Standardized Tests, Reality TV

An interesting thing happened the other night: a parent inquired about her child’s standardized test scores moments before an evening presentation about 21st century learning. It may not seem interesting at first glance; however, had you heard the presentation, it was an ironic inquiry.

Recently, there has been some recognition that standardized testing may not be serving its purpose. In fact, Provincial Achievement Tests in Alberta are slowly being phased out.

Our current curriculum is primarily knowledge based. Therefore, standardized tests supposedly tell us who has acquired the knowledge. Though I know the intent, I have never been convinced that they serve the intended purpose. Robert John Meehan said, “Standardized Testing tells us as much about learning as Reality TV tells us about reality.” How true.

I have been reading, talking and writing a lot about the curriculum redesign our province is undertaking. From what I can tell, it’s a step in the right direction. As educators, we recognize that our students are different than they were five, ten and fifteen years ago. We also recognize that the skills students need when they graduate have dramatically changed. Therefore a curriculum redesign, an overhaul really, is required.

I want our children to be educated.
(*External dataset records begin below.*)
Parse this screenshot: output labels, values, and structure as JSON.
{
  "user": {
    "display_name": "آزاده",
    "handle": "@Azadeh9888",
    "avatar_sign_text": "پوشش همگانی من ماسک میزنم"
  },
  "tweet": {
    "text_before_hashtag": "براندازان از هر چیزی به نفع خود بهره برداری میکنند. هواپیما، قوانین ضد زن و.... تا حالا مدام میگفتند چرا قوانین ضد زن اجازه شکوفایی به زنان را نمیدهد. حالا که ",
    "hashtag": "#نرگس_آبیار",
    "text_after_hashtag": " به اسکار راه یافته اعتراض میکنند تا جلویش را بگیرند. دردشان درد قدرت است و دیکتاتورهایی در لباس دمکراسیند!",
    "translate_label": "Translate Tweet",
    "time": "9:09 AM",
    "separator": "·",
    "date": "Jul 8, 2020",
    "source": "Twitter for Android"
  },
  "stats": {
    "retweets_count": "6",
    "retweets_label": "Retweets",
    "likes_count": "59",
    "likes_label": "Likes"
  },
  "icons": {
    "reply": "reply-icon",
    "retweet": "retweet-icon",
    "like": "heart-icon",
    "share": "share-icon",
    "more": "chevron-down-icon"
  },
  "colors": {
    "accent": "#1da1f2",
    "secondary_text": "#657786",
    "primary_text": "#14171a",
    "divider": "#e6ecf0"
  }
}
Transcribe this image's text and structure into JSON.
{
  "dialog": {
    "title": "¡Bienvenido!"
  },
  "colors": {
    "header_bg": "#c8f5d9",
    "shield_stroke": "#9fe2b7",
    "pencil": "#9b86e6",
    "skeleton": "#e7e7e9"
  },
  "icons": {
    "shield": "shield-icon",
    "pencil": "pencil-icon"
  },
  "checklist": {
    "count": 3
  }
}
I want them to learn to create, collaborate and think critically. I want them to find their passion and purpose in life. I want them to become contributing members of the global community.

Can this happen within our current curriculum? With innovation and hard work on the part of the teacher, yes. My hope however, is that within the new curriculum, students have room to create, collaborate and think critically using an area of passion as a springboard. Ultimately, my hope is that teachers are freed from the common lament of content overload and students become more engaged in their learning.

As far as I’m concerned both standardized testing and reality TV have passed their expiration date!